Volume 36
Issue 3

Im looking forward to the end of October. Not just because my daughters are going to dress up as Moana and as Rey from Star Wars and go door to door trick-or-treating, but because every year, in the week leading up to Halloween, BCI celebrates something that has a chance to bring more eyes to all the great things bats do for us, and that is something called Bat Week.

Bat Week uses the opportunity of the Halloween season to educate people about our winged friends the bats. This year, with support from great partners like the U.S. Department of Agriculture and the Forest Service, the focus will be on bats and agriculture.

That makes sense because, as you will read in this issue of Bats magazine, bats provide a huge service to agricultural communities across the United States. At BCIs Bracken Cave just outside of San Antonio, the bats stream out over Texas farm fields to consume 300,000 pounds of bugs each and every night during the growing season.
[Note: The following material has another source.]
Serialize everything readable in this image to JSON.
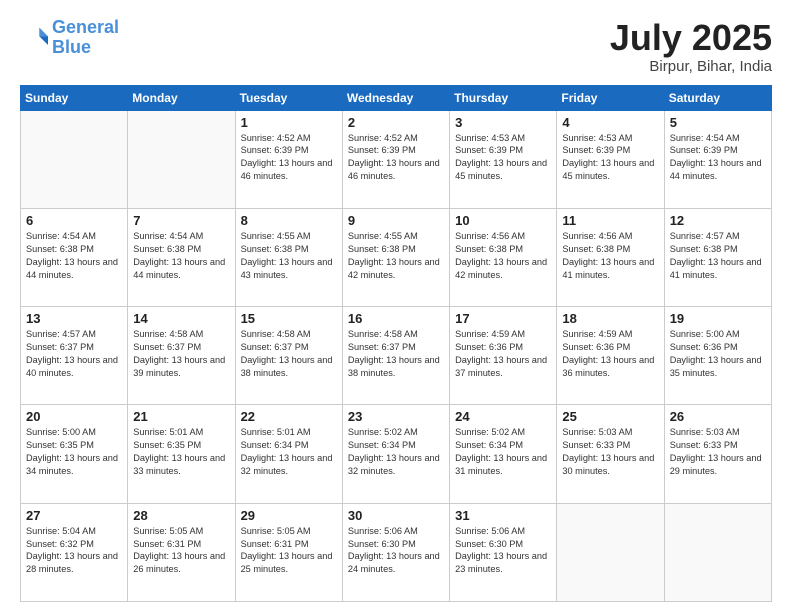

That adds up to real economic benefits. A 2011 study found that bats may be worth as much as $23 billion in pest control services to Americas farmers.
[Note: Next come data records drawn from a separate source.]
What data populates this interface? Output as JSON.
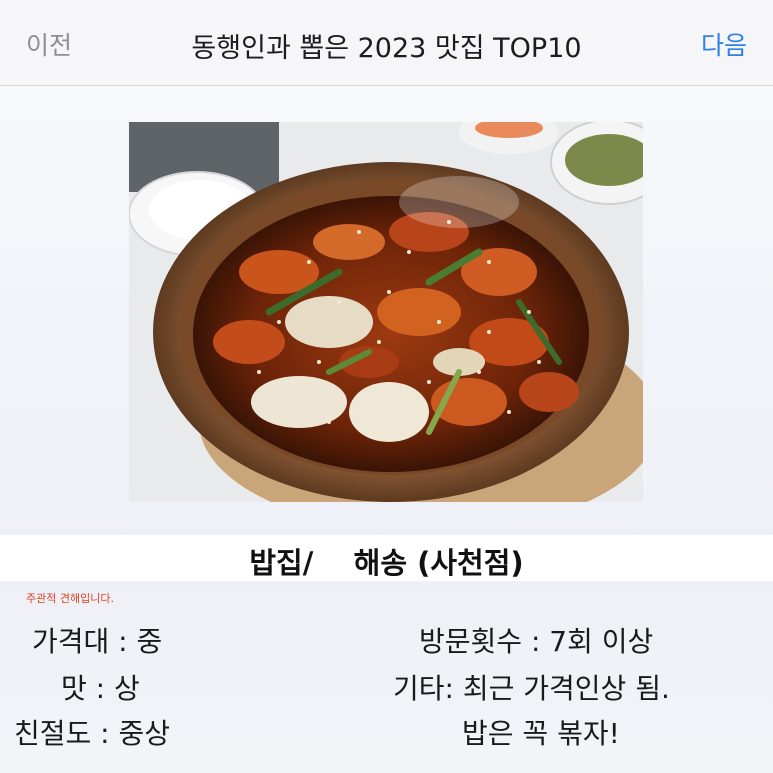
{
  "nav": {
    "prev_label": "이전",
    "title": "동행인과 뽑은 2023 맛집 TOP10",
    "next_label": "다음"
  },
  "photo": {
    "icon": "spicy-stir-fried-chicken-photo"
  },
  "place": {
    "name": "밥집/    해송 (사천점)"
  },
  "disclaimer": "주관적 견해입니다.",
  "info_left": {
    "price": "가격대 : 중",
    "taste": "맛 : 상",
    "kindness": "친절도 : 중상"
  },
  "info_right": {
    "visits": "방문횟수 : 7회 이상",
    "etc_line1": "기타: 최근 가격인상 됨.",
    "etc_line2": "밥은 꼭 볶자!"
  },
  "colors": {
    "accent": "#2f7fe8",
    "disclaimer": "#e0401f"
  }
}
There is another way that agriculture plays an important role in the lives of bats. For some crops, like the agave used to make tequila, the production process can limit the habitat needed for nectar-feeding bats. That is why the Tequila Interchange Project, being led by BCI Science Advisor Dr. Rodrigo Medellin and leading sustainable-tequila importer David Suro, is working to encourage sustainable production of agave and helping producers market their product as bat-friendly tequila.

We will be looking to use Bat Week to call attention to the importance of agave for bat conservation and to the many benefits bats provide to farmers. I hope you will join me in spreading the message, at your bat-themed Halloween party, over the candlelight of a jack-o-lantern, while responsibly sipping sustainable bat-friendly spirits.

Mike Daulton
BCI Executive Director